Trainspotting 1996 Movie Scene Peter Mullan as Swanney heating the spoon with heroin

Trainspotting [1996]

Choose life. Choose a job. Choose a career. Choose a family. Choose a fucking big television, Choose washing machines, cars, compact disc players, and electrical tin openers. Choose good health, low cholesterol and dental insurance. Choose fixed-interest mortgage repayments. Choose a starter home. Choose your friends. Choose leisure wear and matching luggage. Choose a three piece suite on hire purchase in a range of fucking fabrics. Choose DIY and wondering who the fuck you are on a Sunday morning.

Choose sitting on that couch watching mind-numbing spirit-crushing game shows, stuffing fucking junk food into your mouth. Choose rotting away at the end of it all, pishing your last in a miserable home, nothing more than an embarrassment to the selfish, fucked-up brats you have spawned to replace yourselves. Choose your future. Choose life . . . But why would I want to do a thing like that? I chose not to choose life: I chose something else. And the reasons? There are no reasons. Who needs reasons when you’ve got heroin.
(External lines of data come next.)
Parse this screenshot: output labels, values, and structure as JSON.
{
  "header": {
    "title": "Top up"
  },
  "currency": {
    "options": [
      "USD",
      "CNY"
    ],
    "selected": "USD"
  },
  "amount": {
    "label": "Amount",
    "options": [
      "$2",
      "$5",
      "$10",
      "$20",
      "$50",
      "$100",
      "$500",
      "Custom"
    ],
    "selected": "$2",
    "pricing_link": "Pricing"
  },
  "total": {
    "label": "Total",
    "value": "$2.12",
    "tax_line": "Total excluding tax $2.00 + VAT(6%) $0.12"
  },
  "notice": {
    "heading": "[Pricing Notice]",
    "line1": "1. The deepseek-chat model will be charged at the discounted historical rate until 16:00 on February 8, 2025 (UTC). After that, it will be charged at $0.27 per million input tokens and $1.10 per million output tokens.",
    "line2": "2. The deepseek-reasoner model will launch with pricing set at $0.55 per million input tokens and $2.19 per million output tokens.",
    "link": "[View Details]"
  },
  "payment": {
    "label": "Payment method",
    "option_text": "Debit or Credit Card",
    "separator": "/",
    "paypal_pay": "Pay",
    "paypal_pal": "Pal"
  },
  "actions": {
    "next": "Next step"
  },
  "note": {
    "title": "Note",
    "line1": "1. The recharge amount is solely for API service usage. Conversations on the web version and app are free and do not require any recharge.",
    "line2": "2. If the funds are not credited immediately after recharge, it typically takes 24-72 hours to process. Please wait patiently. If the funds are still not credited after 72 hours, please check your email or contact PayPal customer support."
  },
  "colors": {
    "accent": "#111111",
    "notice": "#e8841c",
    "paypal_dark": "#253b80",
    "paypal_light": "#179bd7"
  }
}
I vividly remember the second time I have heard this intro. I was 19 years old and finally able to understand what this movie is about. The first time I saw it, it was just another movie about drug addicts and it bore the shit out of me. It would seem that the second time was the charm. There are so many iconic scenes that I struggle to single one out. The floor one, toilet one, Spud’s interview one, or the one where Begbie throws that fucking glass, they’re all glorious.

Fuck man, the more I think about the more I realize that literally, every scene in this movie is perfect. And the best thing of all is that you can watch it over and over again. The thing about Trainspotting is the following: although this is a movie about heroin addicts, it’s also a movie that’s willing to pull back the curtains and show us what’s really happening. There’s no difference between heroin addicts and the general population except in their choice of drug.

Gen Pop, as The Wire puts it so eloquently, chooses the official system of values and is hooked for life on it, unable to break the habit. This is what pisses them off, the fact that everyone is basically the same and that there are no bad people that you can point to and say I’m better than you or something like that, but I digress. There are so many great elements that can be used to analyze society and individuals that you will find yourself overwhelmed with different aspects and conclusions.

Trainspotting is based on a book written by Irvine Welsh and directed by Danny Boyle (28 Days Later, Sunshine, The Beach), this is a subversive masterpiece that you simply must check out. Yes, it has some pretty brutal scenes, but they are all necessary.

Mark Renton is a heroin addict who decided to get clean. Although deep in the scene, with most of his friends already addicted, he decides to do this and will he make it is up to you to find out.

The experience is above all realistic and engaging with a hefty amount of black humor. The houses are old and falling apart, toilets look like they escaped some fucked up nightmare. And the atmosphere is a mixture of utter desperation and happiness. Through all this, Danny Boyle is guiding us with a steady hand, entertaining while trying to tell a story. Innovative camera angles and tricks used to suck us into this world of drugs and fast life worked like a charm. Trainspotting is also very well written, with complex characters and situations.

And if I start talking about the talented acting crew this review will turn into fucking novel. It’s even got a freaking shitting scene. What more to want from a movie? If you’re looking for movies like Trainspotting, check out our Rabbit Reviews section of Movies About Drugs.

Director: Danny Boyle

Writers: Irvine Welsh, John Hodge

Cast: Ewan McGregor, Ewen Bremner, Jonny Lee Miller, Robert Carlyle

Fun Facts: Created much controversy when it was released in the USA for its content. Senator Bob Dole charged the film with glorifying drug use, but later admitted he hadn’t seen the film.


IMDb Link:

YouTube player